Image has not been found. URL: /wp-content/uploads/2008/09/mccain-mccain.jpgPresidential hopeful Sen. John McCain and Vice presidential hopeful Sen. John McCain
Arizona Sen. John McCain’s decision to name himself as his Republican vice presidential running mate in the November elections is no longer being dismissed as just another senior moment.
“A McCain-McCain ticket would be a perfect fit,” McCain,71, explained during a breakdown of his Straight Talk Express bus near Tucumcari, N.M., “The veep and myself would be in absolute accord on any issue I can think of right now, just off the top of my head. As president, I could count on absolute loyalty from my No. 2. And our nation will have a president and vice president who literally speak with one voice.
The presumed GOP nominee elaborated on this need for party unity — not only with the base but in leadership positions. “That is vital,” he continued, “because the choice of me would virtually eliminate the sort of frictions that so complicated Lyndon Johnson’s relations with John F. Kennedy, for example. And Al Gore’s with Bill Clinton. Unlike those individuals, me and me — or I and me, or is it me and I — would make a smooth-running team.”
The senator shrugged off concerns about an extra burden being imposed on an already overburdened president by assuming the vice president’s duties as well. While doing so, he seemed to signal that his vice president would not wield the powerful influence of a Dick Cheney, the current vice president. “What’s a vice president do besides chair commissions that never meet and go to the funerals of minor despots?” McCain asked, rhetorically.
Meanwhile, we could slash federal expenditures by renting out the vice president’s mansion.”
On the Democratic side, Sen Barack Obama, the presumptive presidential nominee, is known to be dodging all efforts directed at persuading him to name his former primary rival, Sen. Hillary Rodham Clinton as his running mate.

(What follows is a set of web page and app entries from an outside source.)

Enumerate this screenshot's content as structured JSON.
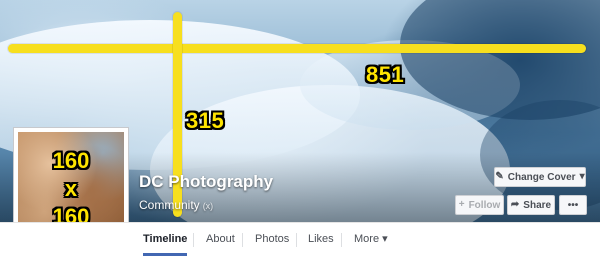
{
  "page": {
    "name": "DC Photography",
    "category": "Community",
    "category_meta": "(x)"
  },
  "cover": {
    "change_cover_label": "Change Cover",
    "change_cover_icon": "pencil-icon",
    "width_annotation": "851",
    "height_annotation": "315"
  },
  "profile_picture": {
    "annotation_width": "160",
    "annotation_x": "x",
    "annotation_height": "160"
  },
  "actions": {
    "follow_label": "Follow",
    "follow_icon": "plus-icon",
    "share_label": "Share",
    "share_icon": "share-arrow-icon",
    "more_label": "•••"
  },
  "tabs": [
    {
      "label": "Timeline",
      "active": true
    },
    {
      "label": "About"
    },
    {
      "label": "Photos"
    },
    {
      "label": "Likes"
    },
    {
      "label": "More ▾"
    }
  ],
  "colors": {
    "annotation": "#ffe400",
    "accent": "#4267b2"
  }
}
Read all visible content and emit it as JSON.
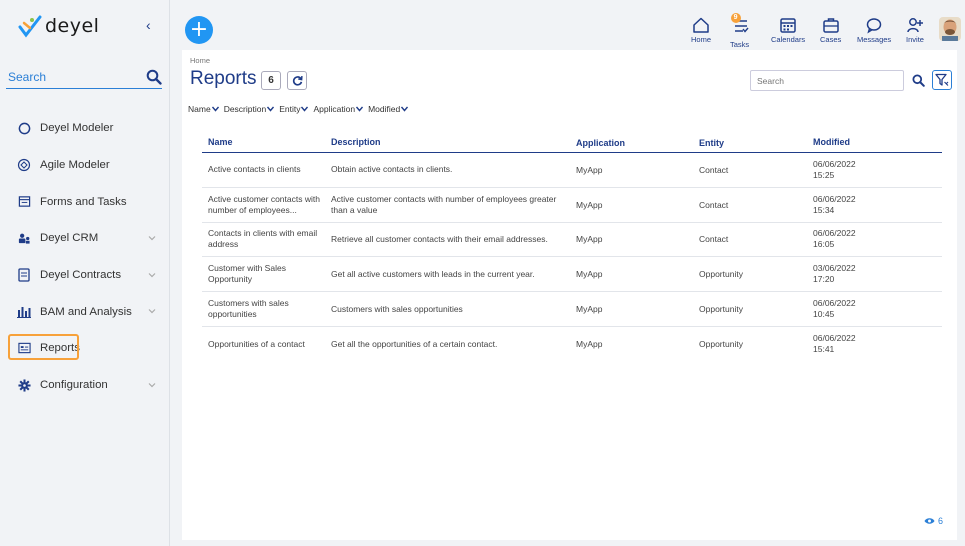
{
  "brand": {
    "name": "deyel",
    "accent": "#2196f3",
    "navy": "#1f3c88",
    "highlight": "#f7a13a"
  },
  "sidebar": {
    "search_label": "Search",
    "items": [
      {
        "label": "Deyel Modeler",
        "icon": "circle-icon",
        "expandable": false
      },
      {
        "label": "Agile Modeler",
        "icon": "agile-icon",
        "expandable": false
      },
      {
        "label": "Forms and Tasks",
        "icon": "forms-icon",
        "expandable": false
      },
      {
        "label": "Deyel CRM",
        "icon": "crm-icon",
        "expandable": true
      },
      {
        "label": "Deyel Contracts",
        "icon": "contracts-icon",
        "expandable": true
      },
      {
        "label": "BAM and Analysis",
        "icon": "chart-icon",
        "expandable": true
      },
      {
        "label": "Reports",
        "icon": "reports-icon",
        "expandable": false,
        "active": true
      },
      {
        "label": "Configuration",
        "icon": "gear-icon",
        "expandable": true
      }
    ]
  },
  "topbar": {
    "home": "Home",
    "tasks": "Tasks",
    "tasks_badge": "9",
    "calendars": "Calendars",
    "cases": "Cases",
    "messages": "Messages",
    "invite": "Invite"
  },
  "page": {
    "breadcrumb": "Home",
    "title": "Reports",
    "count": "6",
    "search_placeholder": "Search",
    "filters": [
      "Name",
      "Description",
      "Entity",
      "Application",
      "Modified"
    ],
    "footer_count": "6"
  },
  "table": {
    "headers": {
      "name": "Name",
      "description": "Description",
      "application": "Application",
      "entity": "Entity",
      "modified": "Modified"
    },
    "rows": [
      {
        "name": "Active contacts in clients",
        "description": "Obtain active contacts in clients.",
        "application": "MyApp",
        "entity": "Contact",
        "date": "06/06/2022",
        "time": "15:25"
      },
      {
        "name": "Active customer contacts with number of employees...",
        "description": "Active customer contacts with number of employees greater than a value",
        "application": "MyApp",
        "entity": "Contact",
        "date": "06/06/2022",
        "time": "15:34"
      },
      {
        "name": "Contacts in clients with email address",
        "description": "Retrieve all customer contacts with their email addresses.",
        "application": "MyApp",
        "entity": "Contact",
        "date": "06/06/2022",
        "time": "16:05"
      },
      {
        "name": "Customer with Sales Opportunity",
        "description": "Get all active customers with leads in the current year.",
        "application": "MyApp",
        "entity": "Opportunity",
        "date": "03/06/2022",
        "time": "17:20"
      },
      {
        "name": "Customers with sales opportunities",
        "description": "Customers with sales opportunities",
        "application": "MyApp",
        "entity": "Opportunity",
        "date": "06/06/2022",
        "time": "10:45"
      },
      {
        "name": "Opportunities of a contact",
        "description": "Get all the opportunities of a certain contact.",
        "application": "MyApp",
        "entity": "Opportunity",
        "date": "06/06/2022",
        "time": "15:41"
      }
    ]
  }
}
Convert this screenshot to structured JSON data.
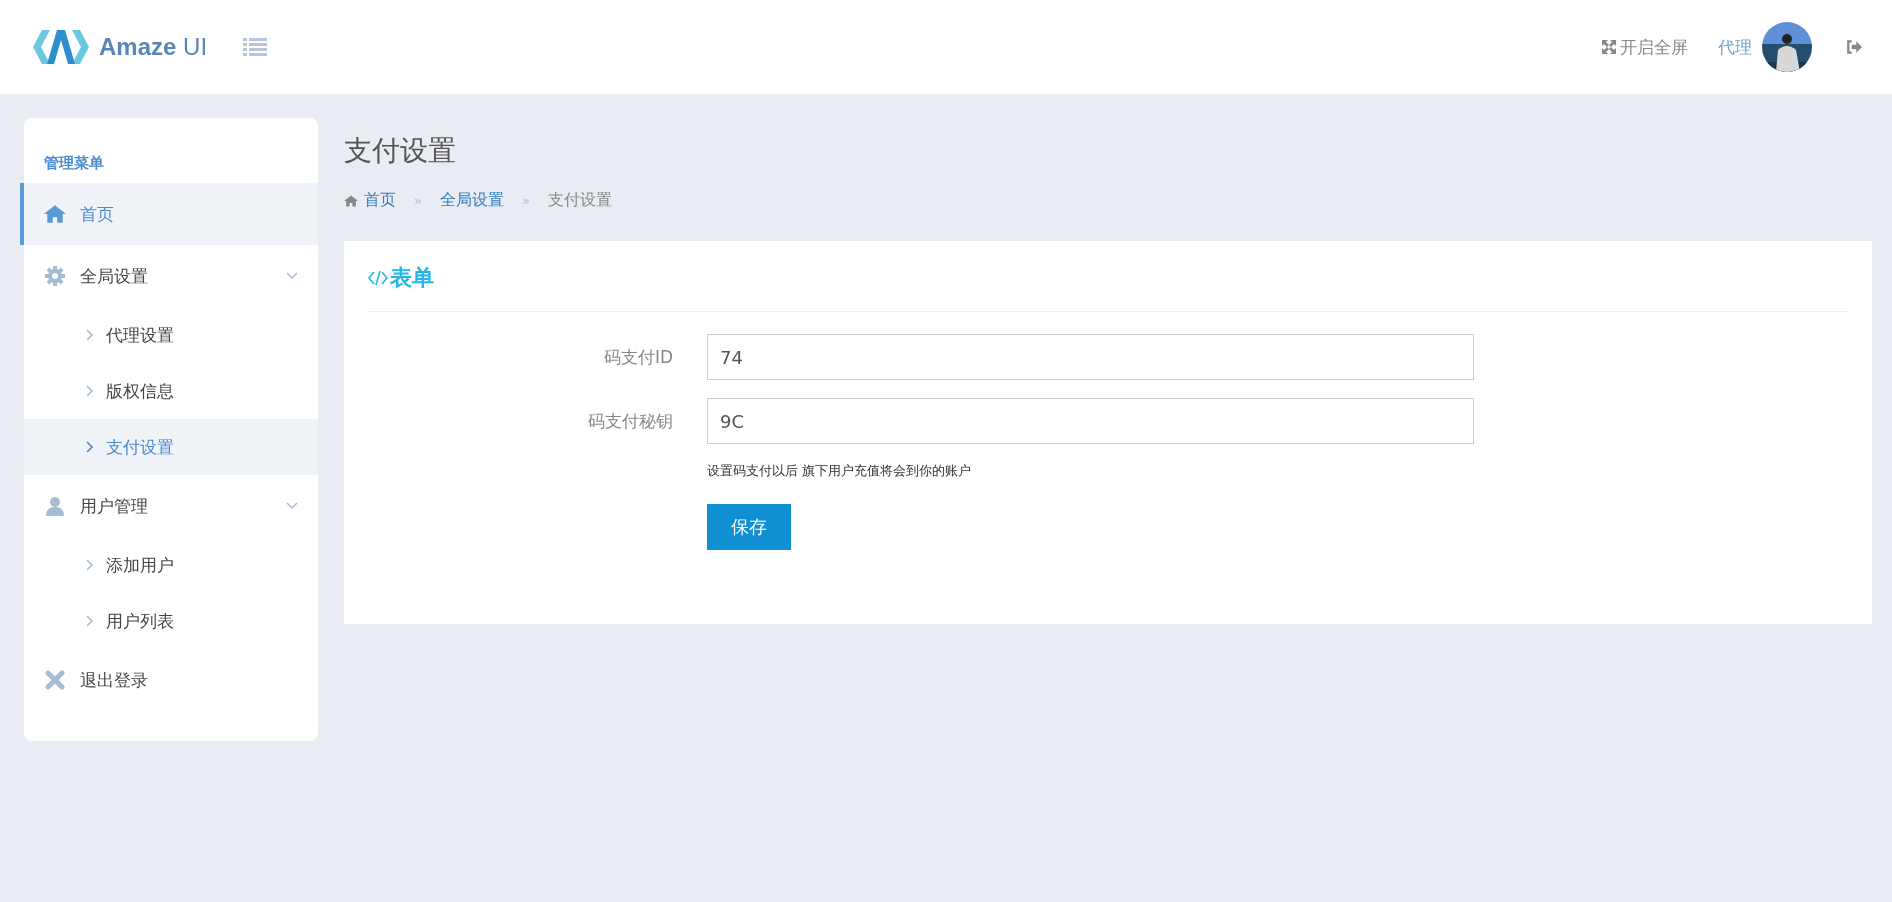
{
  "header": {
    "logo_text": "Amaze",
    "logo_suffix": "UI",
    "fullscreen": "开启全屏",
    "user": "代理"
  },
  "sidebar": {
    "title": "管理菜单",
    "items": [
      {
        "label": "首页",
        "selected": true
      },
      {
        "label": "全局设置",
        "selected": false,
        "expanded": true,
        "children": [
          {
            "label": "代理设置",
            "selected": false
          },
          {
            "label": "版权信息",
            "selected": false
          },
          {
            "label": "支付设置",
            "selected": true
          }
        ]
      },
      {
        "label": "用户管理",
        "selected": false,
        "expanded": true,
        "children": [
          {
            "label": "添加用户",
            "selected": false
          },
          {
            "label": "用户列表",
            "selected": false
          }
        ]
      },
      {
        "label": "退出登录",
        "selected": false
      }
    ]
  },
  "page": {
    "title": "支付设置",
    "breadcrumb": [
      "首页",
      "全局设置",
      "支付设置"
    ],
    "separator": "»"
  },
  "form": {
    "title": "表单",
    "fields": [
      {
        "label": "码支付ID",
        "value": "74"
      },
      {
        "label": "码支付秘钥",
        "value": "9C"
      }
    ],
    "hint": "设置码支付以后 旗下用户充值将会到你的账户",
    "submit": "保存"
  }
}
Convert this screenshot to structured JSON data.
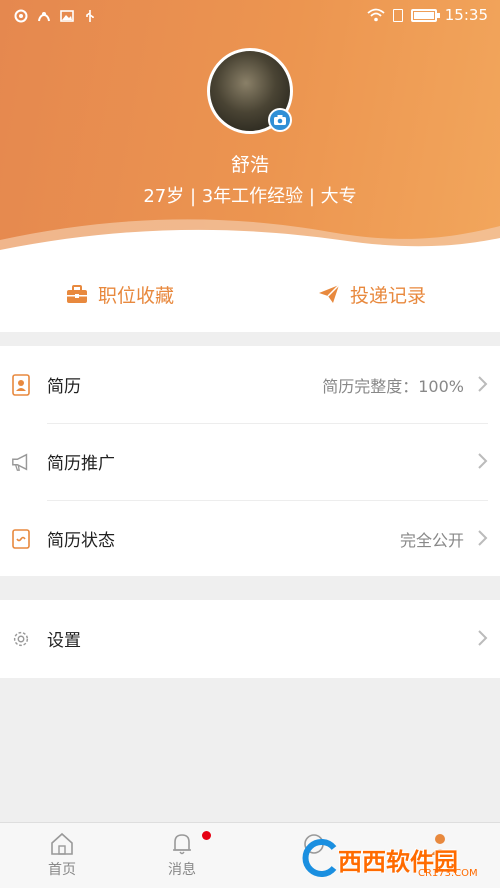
{
  "status_bar": {
    "time": "15:35"
  },
  "profile": {
    "name": "舒浩",
    "info": "27岁 | 3年工作经验 | 大专"
  },
  "quick_actions": [
    {
      "label": "职位收藏",
      "icon": "briefcase-icon"
    },
    {
      "label": "投递记录",
      "icon": "paper-plane-icon"
    }
  ],
  "resume_section": [
    {
      "label": "简历",
      "value": "简历完整度：100%",
      "icon": "resume-icon"
    },
    {
      "label": "简历推广",
      "value": "",
      "icon": "megaphone-icon"
    },
    {
      "label": "简历状态",
      "value": "完全公开",
      "icon": "status-icon"
    }
  ],
  "settings_section": [
    {
      "label": "设置",
      "icon": "gear-icon"
    }
  ],
  "tabbar": [
    {
      "label": "首页",
      "icon": "home-icon"
    },
    {
      "label": "消息",
      "icon": "bell-icon"
    }
  ],
  "watermark": {
    "text": "西西软件园",
    "sub": "CR173.COM"
  },
  "colors": {
    "accent": "#e8893e",
    "header_start": "#e5884f",
    "header_end": "#f2a65c",
    "badge": "#2f8fd6"
  }
}
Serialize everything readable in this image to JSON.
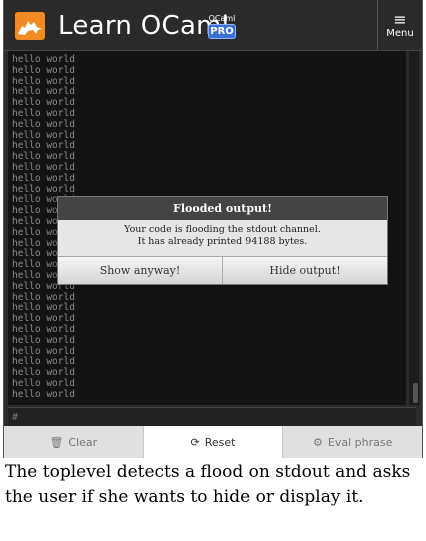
{
  "header": {
    "logo_icon": "camel-icon",
    "title": "Learn OCaml",
    "badge_top": "OCaml",
    "badge_pro": "PRO",
    "menu_label": "Menu"
  },
  "console": {
    "lines": [
      "hello world",
      "hello world",
      "hello world",
      "hello world",
      "hello world",
      "hello world",
      "hello world",
      "hello world",
      "hello world",
      "hello world",
      "hello world",
      "hello world",
      "hello world",
      "hello world",
      "hello world",
      "hello world",
      "hello world",
      "hello world",
      "hello world",
      "hello world",
      "hello world",
      "hello world",
      "hello world",
      "hello world",
      "hello world",
      "hello world",
      "hello world",
      "hello world",
      "hello world",
      "hello world",
      "hello world",
      "hello world"
    ]
  },
  "prompt": {
    "placeholder": "#"
  },
  "modal": {
    "title": "Flooded output!",
    "line1": "Your code is flooding the stdout channel.",
    "line2": "It has already printed 94188 bytes.",
    "show_label": "Show anyway!",
    "hide_label": "Hide output!"
  },
  "buttons": {
    "clear_label": "Clear",
    "reset_label": "Reset",
    "eval_label": "Eval phrase"
  },
  "caption": "The toplevel detects a flood on stdout and asks the user if she wants to hide or display it."
}
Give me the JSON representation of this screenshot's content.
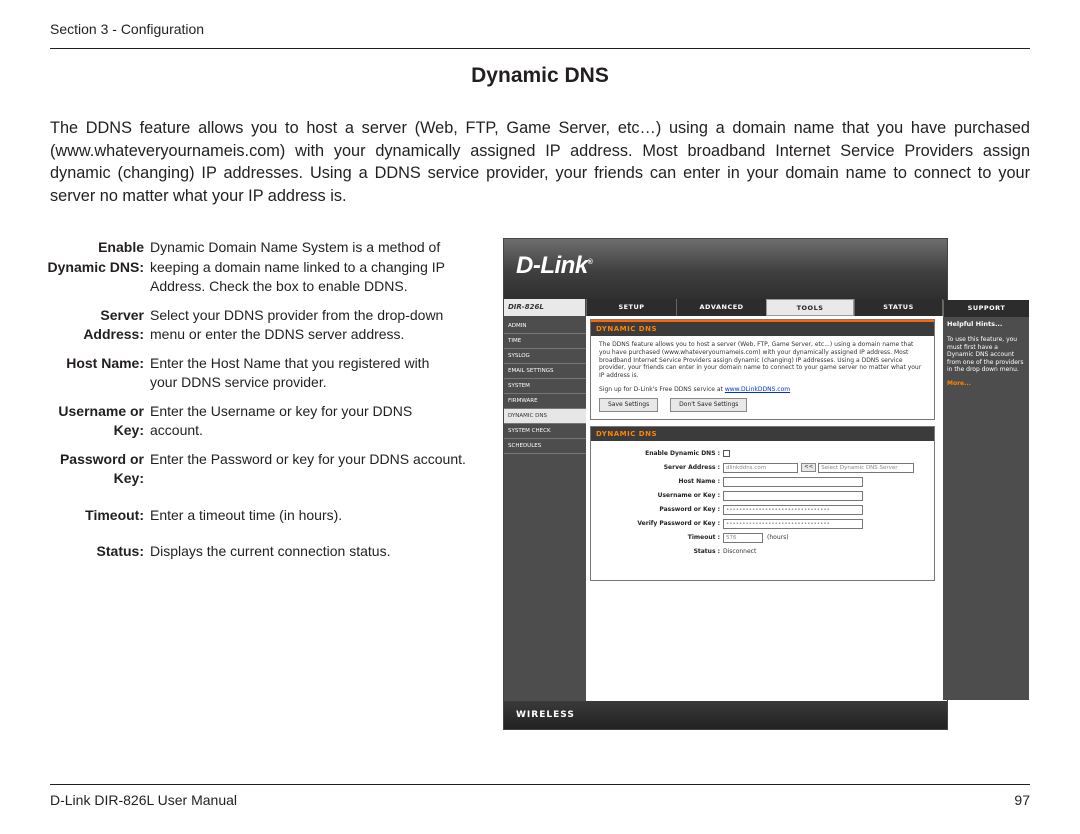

But he has acknowledged to associates that he is “frankly intrigued” by the notion of choosing her daughter Chelsea.
“Even setting aside how it strengthens our appeal to women, it’s an inspired choice,” one Obama insider gloated, “a win-win situation. We get all the clout and popularity of both Hillary and Bill, without any of the baggage. And there’s nothing the Republicans can slime her with: Chelsea has absolutely no political record. In fact she’s barely ever opened her mouth.”
President George W. Bush seemed caught up in Veep Fever himself today when he surprised Washington political circles by nominating the “American Idol” judge Simon Cowell as his vice presidential choice for 2008. This was a vote-getting masterstroke — mitigated only by the facts that the British Cowell would be ineligible for that office, and that Bush is legally barred from seeking a third term.
- Bruce McCall, a humorist, is a regular contributor to The New Yorker and Vanity Fair. He is the author of “All Meat Looks Like South America: The World of Bruce McCall” and “Zany Afternoons.”*